[Opening Task input section]

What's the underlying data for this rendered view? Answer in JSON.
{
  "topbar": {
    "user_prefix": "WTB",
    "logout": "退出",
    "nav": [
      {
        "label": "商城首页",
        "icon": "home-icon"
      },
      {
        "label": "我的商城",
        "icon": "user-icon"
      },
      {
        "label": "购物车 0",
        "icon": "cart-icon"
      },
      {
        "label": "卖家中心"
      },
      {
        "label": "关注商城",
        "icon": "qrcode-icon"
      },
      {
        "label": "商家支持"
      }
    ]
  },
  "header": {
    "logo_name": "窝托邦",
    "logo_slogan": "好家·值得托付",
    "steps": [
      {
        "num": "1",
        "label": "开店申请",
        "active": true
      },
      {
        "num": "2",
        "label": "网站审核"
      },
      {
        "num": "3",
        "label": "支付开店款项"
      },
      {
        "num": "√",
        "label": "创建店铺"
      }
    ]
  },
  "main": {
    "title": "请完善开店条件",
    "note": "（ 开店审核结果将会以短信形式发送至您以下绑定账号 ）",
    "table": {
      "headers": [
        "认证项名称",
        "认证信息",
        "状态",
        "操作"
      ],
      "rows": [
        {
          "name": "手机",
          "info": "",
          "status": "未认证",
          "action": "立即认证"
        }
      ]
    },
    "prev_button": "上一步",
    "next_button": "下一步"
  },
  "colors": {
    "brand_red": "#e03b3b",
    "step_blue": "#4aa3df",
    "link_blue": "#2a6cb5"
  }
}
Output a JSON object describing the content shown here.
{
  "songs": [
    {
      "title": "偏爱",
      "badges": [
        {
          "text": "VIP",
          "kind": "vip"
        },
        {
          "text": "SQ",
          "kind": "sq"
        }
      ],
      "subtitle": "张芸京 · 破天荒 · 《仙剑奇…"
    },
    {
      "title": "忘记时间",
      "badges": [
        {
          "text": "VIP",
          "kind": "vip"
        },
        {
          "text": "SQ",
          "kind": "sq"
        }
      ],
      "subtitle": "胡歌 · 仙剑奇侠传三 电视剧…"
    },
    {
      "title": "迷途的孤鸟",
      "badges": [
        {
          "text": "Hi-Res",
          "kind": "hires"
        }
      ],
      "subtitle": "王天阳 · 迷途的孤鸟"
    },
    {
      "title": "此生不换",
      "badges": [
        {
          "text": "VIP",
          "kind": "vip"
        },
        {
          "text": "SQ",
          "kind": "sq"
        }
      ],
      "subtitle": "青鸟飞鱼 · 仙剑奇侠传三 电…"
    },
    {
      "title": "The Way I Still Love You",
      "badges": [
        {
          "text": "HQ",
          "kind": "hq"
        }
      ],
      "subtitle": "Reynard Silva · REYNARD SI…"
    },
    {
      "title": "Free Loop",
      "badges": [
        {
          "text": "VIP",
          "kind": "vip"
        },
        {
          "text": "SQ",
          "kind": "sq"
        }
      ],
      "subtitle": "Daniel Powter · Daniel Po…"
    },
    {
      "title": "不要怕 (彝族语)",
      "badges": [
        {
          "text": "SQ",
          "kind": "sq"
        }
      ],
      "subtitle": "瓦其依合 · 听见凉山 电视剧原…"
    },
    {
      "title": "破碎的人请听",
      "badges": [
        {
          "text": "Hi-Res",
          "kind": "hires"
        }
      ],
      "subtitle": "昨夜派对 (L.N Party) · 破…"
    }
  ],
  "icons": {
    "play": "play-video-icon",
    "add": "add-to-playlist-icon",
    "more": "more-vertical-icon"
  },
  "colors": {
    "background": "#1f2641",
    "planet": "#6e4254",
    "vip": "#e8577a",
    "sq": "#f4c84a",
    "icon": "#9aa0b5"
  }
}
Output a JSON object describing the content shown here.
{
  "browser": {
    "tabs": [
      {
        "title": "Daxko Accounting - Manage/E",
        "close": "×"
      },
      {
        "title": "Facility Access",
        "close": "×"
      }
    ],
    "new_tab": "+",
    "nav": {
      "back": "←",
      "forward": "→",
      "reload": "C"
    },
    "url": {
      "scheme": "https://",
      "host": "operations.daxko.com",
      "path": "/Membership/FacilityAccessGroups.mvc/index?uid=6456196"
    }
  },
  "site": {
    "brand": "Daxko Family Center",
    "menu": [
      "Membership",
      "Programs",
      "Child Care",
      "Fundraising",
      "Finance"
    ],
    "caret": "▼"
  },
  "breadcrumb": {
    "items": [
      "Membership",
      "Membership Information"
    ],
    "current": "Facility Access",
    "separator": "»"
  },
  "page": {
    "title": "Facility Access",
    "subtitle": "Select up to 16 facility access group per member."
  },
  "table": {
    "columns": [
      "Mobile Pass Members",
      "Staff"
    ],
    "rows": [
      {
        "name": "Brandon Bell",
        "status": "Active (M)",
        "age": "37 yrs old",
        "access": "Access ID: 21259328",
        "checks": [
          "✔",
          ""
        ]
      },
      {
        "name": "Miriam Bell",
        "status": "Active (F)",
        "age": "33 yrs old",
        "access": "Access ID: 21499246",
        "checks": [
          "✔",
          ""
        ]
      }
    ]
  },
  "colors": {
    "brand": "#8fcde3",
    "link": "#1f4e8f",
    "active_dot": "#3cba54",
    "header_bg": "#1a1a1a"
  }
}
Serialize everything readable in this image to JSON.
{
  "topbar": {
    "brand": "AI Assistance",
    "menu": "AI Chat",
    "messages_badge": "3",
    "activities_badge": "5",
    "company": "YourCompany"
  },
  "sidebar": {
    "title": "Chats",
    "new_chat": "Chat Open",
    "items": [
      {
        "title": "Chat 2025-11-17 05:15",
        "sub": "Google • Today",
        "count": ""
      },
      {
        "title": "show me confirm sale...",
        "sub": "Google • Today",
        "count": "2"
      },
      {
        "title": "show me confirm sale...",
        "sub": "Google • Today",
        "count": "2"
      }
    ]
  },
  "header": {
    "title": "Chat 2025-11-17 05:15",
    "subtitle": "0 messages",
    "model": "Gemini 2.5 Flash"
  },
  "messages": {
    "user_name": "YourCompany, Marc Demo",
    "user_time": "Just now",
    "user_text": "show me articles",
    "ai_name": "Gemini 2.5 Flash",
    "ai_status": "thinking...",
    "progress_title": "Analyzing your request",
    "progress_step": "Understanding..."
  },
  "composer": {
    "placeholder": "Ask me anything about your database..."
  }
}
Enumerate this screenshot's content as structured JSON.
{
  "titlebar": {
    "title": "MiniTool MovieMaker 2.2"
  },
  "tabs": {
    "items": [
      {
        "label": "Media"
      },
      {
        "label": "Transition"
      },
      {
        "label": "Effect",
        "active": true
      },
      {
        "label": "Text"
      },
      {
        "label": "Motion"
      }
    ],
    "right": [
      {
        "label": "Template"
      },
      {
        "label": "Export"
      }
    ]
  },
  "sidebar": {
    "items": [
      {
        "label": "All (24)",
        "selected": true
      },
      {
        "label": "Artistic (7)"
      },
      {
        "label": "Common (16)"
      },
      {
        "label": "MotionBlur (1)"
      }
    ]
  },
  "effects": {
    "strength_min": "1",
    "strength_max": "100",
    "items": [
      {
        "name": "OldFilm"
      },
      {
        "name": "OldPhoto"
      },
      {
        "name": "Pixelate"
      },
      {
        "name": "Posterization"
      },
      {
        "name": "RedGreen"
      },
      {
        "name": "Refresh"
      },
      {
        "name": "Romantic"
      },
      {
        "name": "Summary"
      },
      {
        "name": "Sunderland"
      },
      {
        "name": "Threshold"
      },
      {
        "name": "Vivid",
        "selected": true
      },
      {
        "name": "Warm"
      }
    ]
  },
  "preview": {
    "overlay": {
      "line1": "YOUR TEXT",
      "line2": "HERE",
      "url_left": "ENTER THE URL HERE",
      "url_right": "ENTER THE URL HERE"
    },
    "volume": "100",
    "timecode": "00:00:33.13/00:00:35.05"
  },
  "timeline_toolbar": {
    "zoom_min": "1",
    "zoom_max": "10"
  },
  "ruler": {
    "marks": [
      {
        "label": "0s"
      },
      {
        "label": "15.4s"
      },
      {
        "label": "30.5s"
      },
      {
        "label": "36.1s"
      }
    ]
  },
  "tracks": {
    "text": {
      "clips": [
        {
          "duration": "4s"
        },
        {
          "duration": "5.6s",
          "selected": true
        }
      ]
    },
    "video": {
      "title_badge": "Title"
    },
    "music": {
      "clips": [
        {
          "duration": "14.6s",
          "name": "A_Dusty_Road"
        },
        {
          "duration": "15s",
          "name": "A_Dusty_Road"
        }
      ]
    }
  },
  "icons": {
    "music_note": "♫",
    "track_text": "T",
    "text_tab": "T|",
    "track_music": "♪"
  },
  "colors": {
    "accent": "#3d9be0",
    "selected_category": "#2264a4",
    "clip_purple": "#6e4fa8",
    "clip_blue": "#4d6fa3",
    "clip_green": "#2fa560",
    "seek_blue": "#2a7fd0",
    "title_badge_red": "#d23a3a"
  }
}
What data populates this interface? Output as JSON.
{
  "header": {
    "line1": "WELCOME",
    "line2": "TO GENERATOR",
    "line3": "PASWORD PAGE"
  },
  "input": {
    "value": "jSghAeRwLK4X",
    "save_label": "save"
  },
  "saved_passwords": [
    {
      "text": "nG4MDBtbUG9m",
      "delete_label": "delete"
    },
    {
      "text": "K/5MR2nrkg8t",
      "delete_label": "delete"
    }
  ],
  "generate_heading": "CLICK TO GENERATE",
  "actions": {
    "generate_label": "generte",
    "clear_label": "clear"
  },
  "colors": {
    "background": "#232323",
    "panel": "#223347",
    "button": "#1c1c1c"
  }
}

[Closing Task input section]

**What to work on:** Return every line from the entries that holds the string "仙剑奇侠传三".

**Exercise result:**
      "subtitle": "胡歌 · 仙剑奇侠传三 电视剧…"
      "subtitle": "青鸟飞鱼 · 仙剑奇侠传三 电…"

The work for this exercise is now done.